Data provided Block Start
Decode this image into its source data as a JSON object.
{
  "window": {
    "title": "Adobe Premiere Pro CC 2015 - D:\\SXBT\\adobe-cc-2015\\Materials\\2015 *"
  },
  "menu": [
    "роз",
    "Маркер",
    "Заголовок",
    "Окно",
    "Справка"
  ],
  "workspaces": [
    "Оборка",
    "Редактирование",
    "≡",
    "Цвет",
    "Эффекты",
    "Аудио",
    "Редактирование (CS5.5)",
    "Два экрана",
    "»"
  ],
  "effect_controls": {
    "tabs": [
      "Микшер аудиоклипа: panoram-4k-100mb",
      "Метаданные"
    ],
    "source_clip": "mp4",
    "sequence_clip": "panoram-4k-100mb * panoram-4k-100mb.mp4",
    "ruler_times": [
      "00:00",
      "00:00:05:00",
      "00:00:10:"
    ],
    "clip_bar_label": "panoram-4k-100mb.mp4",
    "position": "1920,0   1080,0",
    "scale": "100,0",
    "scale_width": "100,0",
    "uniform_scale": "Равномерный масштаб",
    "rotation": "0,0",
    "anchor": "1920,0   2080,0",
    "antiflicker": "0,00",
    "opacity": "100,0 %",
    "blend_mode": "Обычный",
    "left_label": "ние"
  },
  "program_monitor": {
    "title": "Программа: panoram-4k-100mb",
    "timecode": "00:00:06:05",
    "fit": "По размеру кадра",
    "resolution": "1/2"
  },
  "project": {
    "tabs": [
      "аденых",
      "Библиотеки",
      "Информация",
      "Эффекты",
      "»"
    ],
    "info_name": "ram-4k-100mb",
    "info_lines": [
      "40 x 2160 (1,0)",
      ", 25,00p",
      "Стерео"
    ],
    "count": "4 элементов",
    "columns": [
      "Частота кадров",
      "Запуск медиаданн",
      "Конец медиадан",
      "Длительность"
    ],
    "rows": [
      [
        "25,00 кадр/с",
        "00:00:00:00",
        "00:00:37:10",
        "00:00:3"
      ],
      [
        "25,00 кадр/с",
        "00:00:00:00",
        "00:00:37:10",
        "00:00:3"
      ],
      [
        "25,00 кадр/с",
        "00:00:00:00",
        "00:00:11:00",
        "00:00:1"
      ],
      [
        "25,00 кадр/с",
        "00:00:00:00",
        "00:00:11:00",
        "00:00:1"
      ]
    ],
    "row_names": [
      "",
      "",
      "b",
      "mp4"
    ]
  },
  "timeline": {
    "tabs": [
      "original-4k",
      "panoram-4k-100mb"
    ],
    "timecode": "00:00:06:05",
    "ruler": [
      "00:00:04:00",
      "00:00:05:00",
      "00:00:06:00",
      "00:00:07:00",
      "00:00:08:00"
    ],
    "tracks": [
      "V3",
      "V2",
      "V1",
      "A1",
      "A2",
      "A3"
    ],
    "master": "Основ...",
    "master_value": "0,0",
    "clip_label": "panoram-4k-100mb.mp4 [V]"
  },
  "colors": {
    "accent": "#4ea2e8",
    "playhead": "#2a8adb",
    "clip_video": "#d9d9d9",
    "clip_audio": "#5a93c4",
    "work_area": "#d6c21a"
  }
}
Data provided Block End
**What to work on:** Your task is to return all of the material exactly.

**Response box:**
Decode this image into its source data as a JSON object.
{
  "window": {
    "title": "Adobe Premiere Pro CC 2015 - D:\\SXBT\\adobe-cc-2015\\Materials\\2015 *"
  },
  "menu": [
    "роз",
    "Маркер",
    "Заголовок",
    "Окно",
    "Справка"
  ],
  "workspaces": [
    "Оборка",
    "Редактирование",
    "≡",
    "Цвет",
    "Эффекты",
    "Аудио",
    "Редактирование (CS5.5)",
    "Два экрана",
    "»"
  ],
  "effect_controls": {
    "tabs": [
      "Микшер аудиоклипа: panoram-4k-100mb",
      "Метаданные"
    ],
    "source_clip": "mp4",
    "sequence_clip": "panoram-4k-100mb * panoram-4k-100mb.mp4",
    "ruler_times": [
      "00:00",
      "00:00:05:00",
      "00:00:10:"
    ],
    "clip_bar_label": "panoram-4k-100mb.mp4",
    "position": "1920,0   1080,0",
    "scale": "100,0",
    "scale_width": "100,0",
    "uniform_scale": "Равномерный масштаб",
    "rotation": "0,0",
    "anchor": "1920,0   2080,0",
    "antiflicker": "0,00",
    "opacity": "100,0 %",
    "blend_mode": "Обычный",
    "left_label": "ние"
  },
  "program_monitor": {
    "title": "Программа: panoram-4k-100mb",
    "timecode": "00:00:06:05",
    "fit": "По размеру кадра",
    "resolution": "1/2"
  },
  "project": {
    "tabs": [
      "аденых",
      "Библиотеки",
      "Информация",
      "Эффекты",
      "»"
    ],
    "info_name": "ram-4k-100mb",
    "info_lines": [
      "40 x 2160 (1,0)",
      ", 25,00p",
      "Стерео"
    ],
    "count": "4 элементов",
    "columns": [
      "Частота кадров",
      "Запуск медиаданн",
      "Конец медиадан",
      "Длительность"
    ],
    "rows": [
      [
        "25,00 кадр/с",
        "00:00:00:00",
        "00:00:37:10",
        "00:00:3"
      ],
      [
        "25,00 кадр/с",
        "00:00:00:00",
        "00:00:37:10",
        "00:00:3"
      ],
      [
        "25,00 кадр/с",
        "00:00:00:00",
        "00:00:11:00",
        "00:00:1"
      ],
      [
        "25,00 кадр/с",
        "00:00:00:00",
        "00:00:11:00",
        "00:00:1"
      ]
    ],
    "row_names": [
      "",
      "",
      "b",
      "mp4"
    ]
  },
  "timeline": {
    "tabs": [
      "original-4k",
      "panoram-4k-100mb"
    ],
    "timecode": "00:00:06:05",
    "ruler": [
      "00:00:04:00",
      "00:00:05:00",
      "00:00:06:00",
      "00:00:07:00",
      "00:00:08:00"
    ],
    "tracks": [
      "V3",
      "V2",
      "V1",
      "A1",
      "A2",
      "A3"
    ],
    "master": "Основ...",
    "master_value": "0,0",
    "clip_label": "panoram-4k-100mb.mp4 [V]"
  },
  "colors": {
    "accent": "#4ea2e8",
    "playhead": "#2a8adb",
    "clip_video": "#d9d9d9",
    "clip_audio": "#5a93c4",
    "work_area": "#d6c21a"
  }
}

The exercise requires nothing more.